§ **ASSIGNMENT**
Leave the pictures out while you restate every entry below word for word.

[GIVEN RECORDS]

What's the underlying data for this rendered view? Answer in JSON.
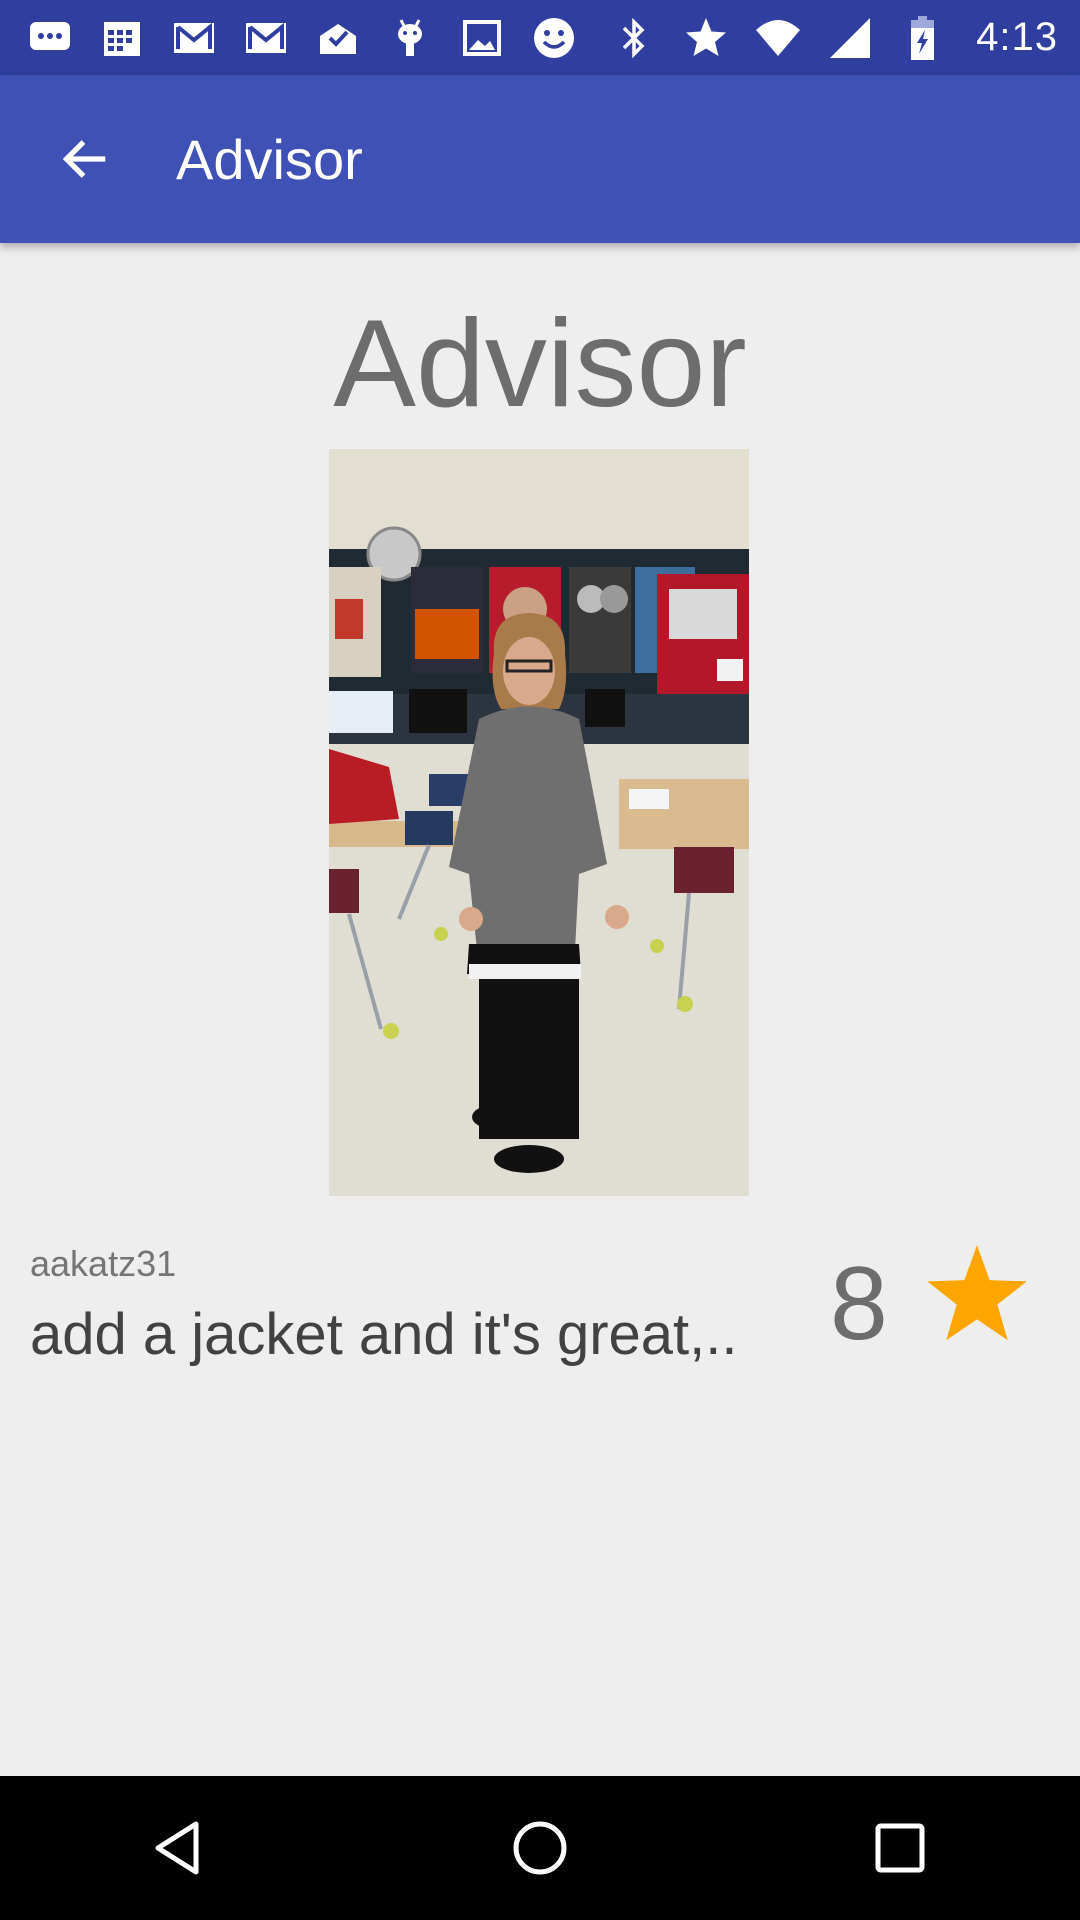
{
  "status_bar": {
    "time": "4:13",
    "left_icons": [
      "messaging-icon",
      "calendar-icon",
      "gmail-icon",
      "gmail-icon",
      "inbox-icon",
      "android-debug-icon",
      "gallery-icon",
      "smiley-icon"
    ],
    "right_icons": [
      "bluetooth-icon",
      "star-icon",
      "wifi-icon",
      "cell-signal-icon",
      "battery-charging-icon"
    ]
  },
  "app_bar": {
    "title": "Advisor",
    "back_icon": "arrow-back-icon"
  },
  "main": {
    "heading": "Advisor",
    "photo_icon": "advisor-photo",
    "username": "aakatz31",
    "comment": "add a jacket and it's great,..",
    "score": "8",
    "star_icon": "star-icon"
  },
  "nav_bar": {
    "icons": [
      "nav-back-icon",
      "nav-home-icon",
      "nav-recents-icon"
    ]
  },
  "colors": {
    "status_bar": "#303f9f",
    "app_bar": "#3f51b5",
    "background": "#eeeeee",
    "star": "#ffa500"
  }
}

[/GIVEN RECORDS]

§ **RESPONSE TO THE EXERCISE**
What's the underlying data for this rendered view? Answer in JSON.
{
  "status_bar": {
    "time": "4:13",
    "left_icons": [
      "messaging-icon",
      "calendar-icon",
      "gmail-icon",
      "gmail-icon",
      "inbox-icon",
      "android-debug-icon",
      "gallery-icon",
      "smiley-icon"
    ],
    "right_icons": [
      "bluetooth-icon",
      "star-icon",
      "wifi-icon",
      "cell-signal-icon",
      "battery-charging-icon"
    ]
  },
  "app_bar": {
    "title": "Advisor",
    "back_icon": "arrow-back-icon"
  },
  "main": {
    "heading": "Advisor",
    "photo_icon": "advisor-photo",
    "username": "aakatz31",
    "comment": "add a jacket and it's great,..",
    "score": "8",
    "star_icon": "star-icon"
  },
  "nav_bar": {
    "icons": [
      "nav-back-icon",
      "nav-home-icon",
      "nav-recents-icon"
    ]
  },
  "colors": {
    "status_bar": "#303f9f",
    "app_bar": "#3f51b5",
    "background": "#eeeeee",
    "star": "#ffa500"
  }
}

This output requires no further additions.